Specialist college in Surrey receives Queen’s Award for Voluntary Service

A specialist college for young disabled adults in Godstone was honoured by Her Majesty The Queen when she announced yesterday that 193 outstanding UK volunteering groups have been awarded the prestigious Queen’s Award for Voluntary Service.

The Orpheus Centre in Godstone, announced it had received the highest award a voluntary group can receive in the UK this week and it is one of just six charities in Surrey to have been successful in this year’s awards.

Orpheus offers a full and varied curriculum that gives young disabled adults the practical skills they need to live independently when they leave. It was set up by Sir Richard Stilgoe in 1998 and specialises in the performing arts.

Sue Mitchell, Volunteer Co-ordinator and long-standing volunteer Steven Beal attended a garden party given by the Queen at Buckingham Palace on 24th June to celebrate other winners of this year’s award.Orpheus Centre, Queen's Award for Voluntary Service

Graham Whitehead, Chief Executive of The Orpheus Centre said: “I am enormously proud of the Orpheus Centre volunteers’ achievement in being awarded the Queen’s Award for Voluntary Service – the MBE for charities. It reflects the outstanding contribution made by hundreds of volunteers since we began in 1998. Their ‘gift of time’ represents so much for our young disabled students, as they strive to become as independent as possible. Every volunteer brings something unique and special to impact on the lives of our students and staff and with their involvement Orpheus becomes a much richer and dynamic learning environment”

The number of awards given to groups this year is slightly higher than last year, showing that the voluntary sector is thriving and full of innovative ideas to tackle community challenges.

The Queen’s Award for Voluntary Service Committee Chair, former broadcast journalist Sir Martyn Lewis said: “I warmly congratulate all of the inspirational voluntary groups who have been rewarded for their community work with a Queen’s Award for Voluntary Service. The judging panel for this year’s awards were struck by the quality and breadth of all the successful groups. The thousands of volunteers who give up spare time to help others in their community and to help solve problems demonstrate the very best of democracy in action.”

The awards were created in 2002 to celebrate the Queen’s Golden Jubilee and winners are announced each year on 2 June – the anniversary of the Queen’s Coronation.  

Award winners this year range from a War Memorial Community Trust, providing social facilities for the benefit of the community in Clwyd, Wales, to a club in Ayrshire and Arran, Scotland, who enhance the community by developing individuals through athletics.

Minister for Civil Society, Rob Wilson, said: “I would like to congratulate all groups who received this year’s Queen’s Award for Voluntary Service, in recognition of their fantastic achievements. The huge amount of work and commitment these organisations put into their local communities is surpassed only by the passion and motivation of the individuals who volunteer. I hope these groups continue to inspire others to get involved and make a positive impact so that we can continue to build a more compassionate society.” 

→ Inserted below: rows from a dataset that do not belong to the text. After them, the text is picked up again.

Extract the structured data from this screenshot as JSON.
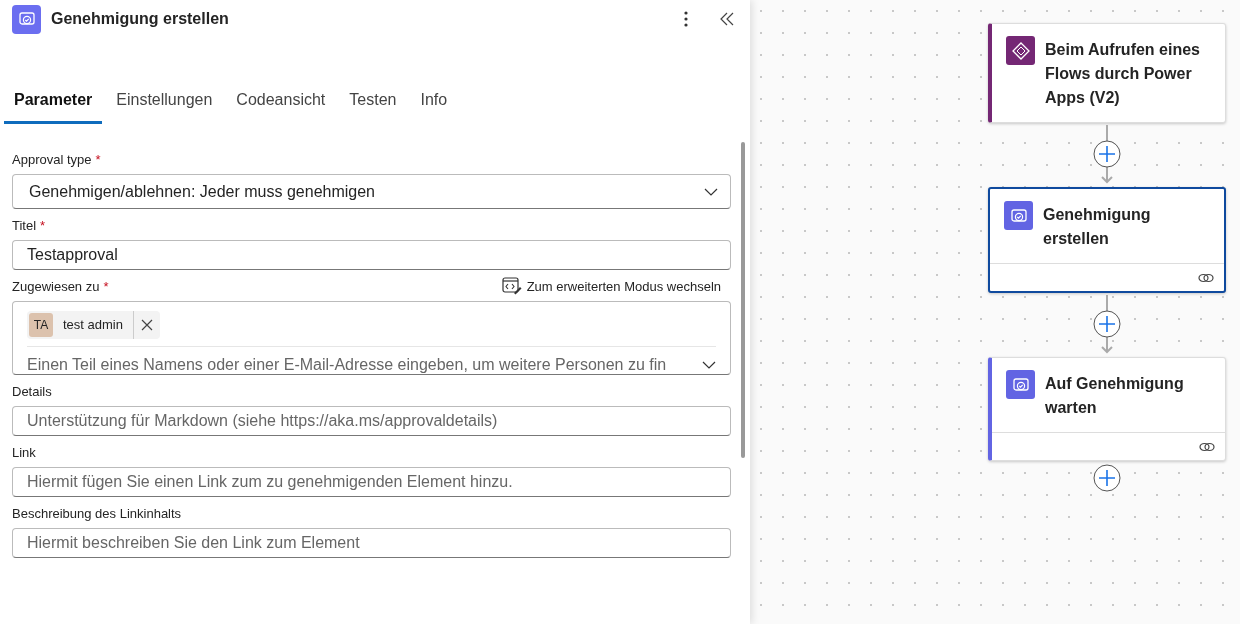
{
  "panel": {
    "title": "Genehmigung erstellen",
    "tabs": [
      {
        "label": "Parameter",
        "selected": true
      },
      {
        "label": "Einstellungen",
        "selected": false
      },
      {
        "label": "Codeansicht",
        "selected": false
      },
      {
        "label": "Testen",
        "selected": false
      },
      {
        "label": "Info",
        "selected": false
      }
    ],
    "fields": [
      {
        "kind": "dropdown",
        "label": "Approval type",
        "required_mark": "*",
        "value": "Genehmigen/ablehnen: Jeder muss genehmigen"
      },
      {
        "kind": "text",
        "label": "Titel",
        "required_mark": "*",
        "value": "Testapproval"
      },
      {
        "kind": "people",
        "label": "Zugewiesen zu",
        "required_mark": "*",
        "action": "Zum erweiterten Modus wechseln",
        "people": [
          {
            "initials": "TA",
            "name": "test admin"
          }
        ],
        "placeholder": "Einen Teil eines Namens oder einer E-Mail-Adresse eingeben, um weitere Personen zu fin"
      },
      {
        "kind": "text",
        "label": "Details",
        "placeholder": "Unterstützung für Markdown (siehe https://aka.ms/approvaldetails)"
      },
      {
        "kind": "text",
        "label": "Link",
        "placeholder": "Hiermit fügen Sie einen Link zum zu genehmigenden Element hinzu."
      },
      {
        "kind": "text",
        "label": "Beschreibung des Linkinhalts",
        "placeholder": "Hiermit beschreiben Sie den Link zum Element"
      }
    ]
  },
  "flow": [
    {
      "kind": "trigger",
      "title": "Beim Aufrufen eines Flows durch Power Apps (V2)",
      "selected": false,
      "color": "#742774"
    },
    {
      "kind": "approval",
      "title": "Genehmigung erstellen",
      "selected": true,
      "color": "#6264e3"
    },
    {
      "kind": "approval",
      "title": "Auf Genehmigung warten",
      "selected": false,
      "color": "#6264e3"
    }
  ]
}
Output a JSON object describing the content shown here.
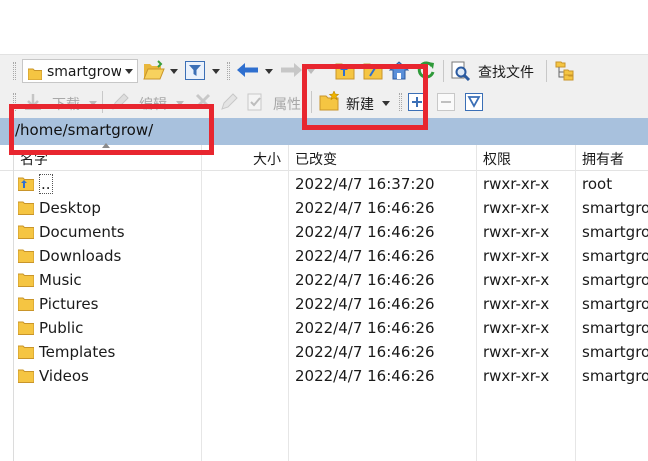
{
  "toolbar1": {
    "path_combo_value": "smartgrow",
    "find_files_label": "查找文件"
  },
  "toolbar2": {
    "download_label": "下载",
    "edit_label": "编辑",
    "properties_label": "属性",
    "new_label": "新建"
  },
  "address": {
    "path": "/home/smartgrow/"
  },
  "columns": {
    "name": "名字",
    "size": "大小",
    "modified": "已改变",
    "permissions": "权限",
    "owner": "拥有者"
  },
  "files": [
    {
      "name": "..",
      "icon": "parent-folder-icon",
      "modified": "2022/4/7 16:37:20",
      "permissions": "rwxr-xr-x",
      "owner": "root"
    },
    {
      "name": "Desktop",
      "icon": "folder-icon",
      "modified": "2022/4/7 16:46:26",
      "permissions": "rwxr-xr-x",
      "owner": "smartgrow"
    },
    {
      "name": "Documents",
      "icon": "folder-icon",
      "modified": "2022/4/7 16:46:26",
      "permissions": "rwxr-xr-x",
      "owner": "smartgrow"
    },
    {
      "name": "Downloads",
      "icon": "folder-icon",
      "modified": "2022/4/7 16:46:26",
      "permissions": "rwxr-xr-x",
      "owner": "smartgrow"
    },
    {
      "name": "Music",
      "icon": "folder-icon",
      "modified": "2022/4/7 16:46:26",
      "permissions": "rwxr-xr-x",
      "owner": "smartgrow"
    },
    {
      "name": "Pictures",
      "icon": "folder-icon",
      "modified": "2022/4/7 16:46:26",
      "permissions": "rwxr-xr-x",
      "owner": "smartgrow"
    },
    {
      "name": "Public",
      "icon": "folder-icon",
      "modified": "2022/4/7 16:46:26",
      "permissions": "rwxr-xr-x",
      "owner": "smartgrow"
    },
    {
      "name": "Templates",
      "icon": "folder-icon",
      "modified": "2022/4/7 16:46:26",
      "permissions": "rwxr-xr-x",
      "owner": "smartgrow"
    },
    {
      "name": "Videos",
      "icon": "folder-icon",
      "modified": "2022/4/7 16:46:26",
      "permissions": "rwxr-xr-x",
      "owner": "smartgrow"
    }
  ],
  "colors": {
    "address_bar": "#a8c1dd",
    "highlight": "#e8262f",
    "folder": "#f5c542"
  }
}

Nominations for the Queen’s Award for Voluntary Service 2017 are now open and people have until 30 September 2016 to submit a nomination. Visit www.gov.uk/queens-award-for-voluntary-service to find out how to nominate.